Task to carry out - The reply should consist of the entire listing, word for word.
Supplied information Start Marker
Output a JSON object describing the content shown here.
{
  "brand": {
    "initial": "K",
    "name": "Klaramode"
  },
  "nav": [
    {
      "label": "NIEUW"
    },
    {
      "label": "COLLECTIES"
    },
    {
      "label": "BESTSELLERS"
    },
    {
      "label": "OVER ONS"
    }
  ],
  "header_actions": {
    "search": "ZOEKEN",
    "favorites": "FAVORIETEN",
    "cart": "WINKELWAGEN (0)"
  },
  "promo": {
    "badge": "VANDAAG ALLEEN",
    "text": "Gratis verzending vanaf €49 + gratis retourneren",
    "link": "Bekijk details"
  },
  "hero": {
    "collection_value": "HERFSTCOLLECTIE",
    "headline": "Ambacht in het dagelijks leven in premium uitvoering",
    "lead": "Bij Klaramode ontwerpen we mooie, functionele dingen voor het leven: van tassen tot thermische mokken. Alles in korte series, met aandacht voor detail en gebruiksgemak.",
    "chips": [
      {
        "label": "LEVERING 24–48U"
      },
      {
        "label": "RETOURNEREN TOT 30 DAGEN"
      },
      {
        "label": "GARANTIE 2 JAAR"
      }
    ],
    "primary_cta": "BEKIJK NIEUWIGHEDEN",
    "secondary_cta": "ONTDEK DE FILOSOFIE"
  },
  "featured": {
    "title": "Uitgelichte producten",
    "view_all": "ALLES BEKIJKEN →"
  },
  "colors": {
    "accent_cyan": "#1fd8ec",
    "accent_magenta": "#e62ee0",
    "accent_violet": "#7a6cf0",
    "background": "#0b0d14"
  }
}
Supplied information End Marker
Exercise answer -
Output a JSON object describing the content shown here.
{
  "brand": {
    "initial": "K",
    "name": "Klaramode"
  },
  "nav": [
    {
      "label": "NIEUW"
    },
    {
      "label": "COLLECTIES"
    },
    {
      "label": "BESTSELLERS"
    },
    {
      "label": "OVER ONS"
    }
  ],
  "header_actions": {
    "search": "ZOEKEN",
    "favorites": "FAVORIETEN",
    "cart": "WINKELWAGEN (0)"
  },
  "promo": {
    "badge": "VANDAAG ALLEEN",
    "text": "Gratis verzending vanaf €49 + gratis retourneren",
    "link": "Bekijk details"
  },
  "hero": {
    "collection_value": "HERFSTCOLLECTIE",
    "headline": "Ambacht in het dagelijks leven in premium uitvoering",
    "lead": "Bij Klaramode ontwerpen we mooie, functionele dingen voor het leven: van tassen tot thermische mokken. Alles in korte series, met aandacht voor detail en gebruiksgemak.",
    "chips": [
      {
        "label": "LEVERING 24–48U"
      },
      {
        "label": "RETOURNEREN TOT 30 DAGEN"
      },
      {
        "label": "GARANTIE 2 JAAR"
      }
    ],
    "primary_cta": "BEKIJK NIEUWIGHEDEN",
    "secondary_cta": "ONTDEK DE FILOSOFIE"
  },
  "featured": {
    "title": "Uitgelichte producten",
    "view_all": "ALLES BEKIJKEN →"
  },
  "colors": {
    "accent_cyan": "#1fd8ec",
    "accent_magenta": "#e62ee0",
    "accent_violet": "#7a6cf0",
    "background": "#0b0d14"
  }
}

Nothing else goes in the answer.